◆ ASSIGNED TASK
Which lines in the records below contain the word "value"? Copy each of them.

◆ TASK MATERIAL
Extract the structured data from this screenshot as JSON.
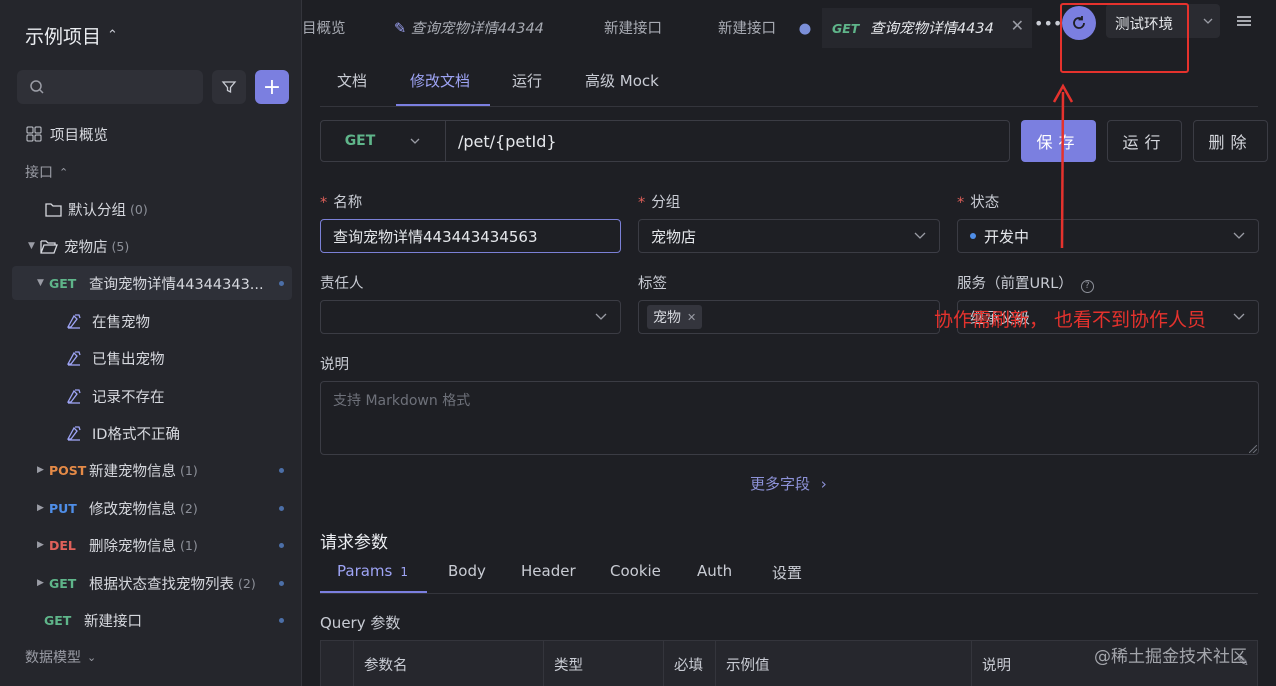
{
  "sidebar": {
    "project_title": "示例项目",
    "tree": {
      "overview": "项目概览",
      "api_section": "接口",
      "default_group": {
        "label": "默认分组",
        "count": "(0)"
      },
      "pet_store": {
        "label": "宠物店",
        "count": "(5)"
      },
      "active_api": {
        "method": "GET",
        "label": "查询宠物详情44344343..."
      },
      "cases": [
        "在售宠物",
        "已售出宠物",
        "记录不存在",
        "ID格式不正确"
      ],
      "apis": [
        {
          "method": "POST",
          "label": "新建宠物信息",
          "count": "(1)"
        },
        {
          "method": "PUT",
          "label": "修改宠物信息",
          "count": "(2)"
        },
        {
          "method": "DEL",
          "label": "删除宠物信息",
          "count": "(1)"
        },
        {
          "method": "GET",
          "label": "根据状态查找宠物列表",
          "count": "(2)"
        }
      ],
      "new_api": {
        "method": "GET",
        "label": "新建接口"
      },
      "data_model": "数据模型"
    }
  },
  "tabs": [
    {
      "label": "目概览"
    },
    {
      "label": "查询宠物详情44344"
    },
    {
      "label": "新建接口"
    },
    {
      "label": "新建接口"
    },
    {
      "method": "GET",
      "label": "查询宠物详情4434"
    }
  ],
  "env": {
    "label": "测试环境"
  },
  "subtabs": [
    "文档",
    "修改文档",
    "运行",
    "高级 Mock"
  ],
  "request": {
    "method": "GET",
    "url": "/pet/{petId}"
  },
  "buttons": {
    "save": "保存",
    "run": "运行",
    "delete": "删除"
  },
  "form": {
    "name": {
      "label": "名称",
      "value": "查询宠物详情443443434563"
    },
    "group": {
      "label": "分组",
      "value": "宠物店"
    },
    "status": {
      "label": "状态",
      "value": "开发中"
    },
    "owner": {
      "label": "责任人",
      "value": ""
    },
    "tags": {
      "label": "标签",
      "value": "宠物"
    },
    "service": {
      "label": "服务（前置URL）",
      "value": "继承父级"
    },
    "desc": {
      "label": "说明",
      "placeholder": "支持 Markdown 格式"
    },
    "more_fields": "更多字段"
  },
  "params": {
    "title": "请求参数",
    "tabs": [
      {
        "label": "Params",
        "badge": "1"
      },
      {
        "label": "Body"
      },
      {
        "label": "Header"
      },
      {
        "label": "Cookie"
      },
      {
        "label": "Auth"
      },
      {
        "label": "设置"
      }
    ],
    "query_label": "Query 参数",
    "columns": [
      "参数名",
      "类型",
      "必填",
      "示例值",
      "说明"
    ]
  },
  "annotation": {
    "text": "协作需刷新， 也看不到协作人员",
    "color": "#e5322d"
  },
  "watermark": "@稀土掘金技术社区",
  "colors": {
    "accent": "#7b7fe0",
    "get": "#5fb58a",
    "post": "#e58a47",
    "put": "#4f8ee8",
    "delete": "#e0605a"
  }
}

◆ SOLUTION TO THE PROBLEM
      "value": "查询宠物详情443443434563"
      "value": "宠物店"
      "value": "开发中"
      "value": ""
      "value": "宠物"
      "value": "继承父级"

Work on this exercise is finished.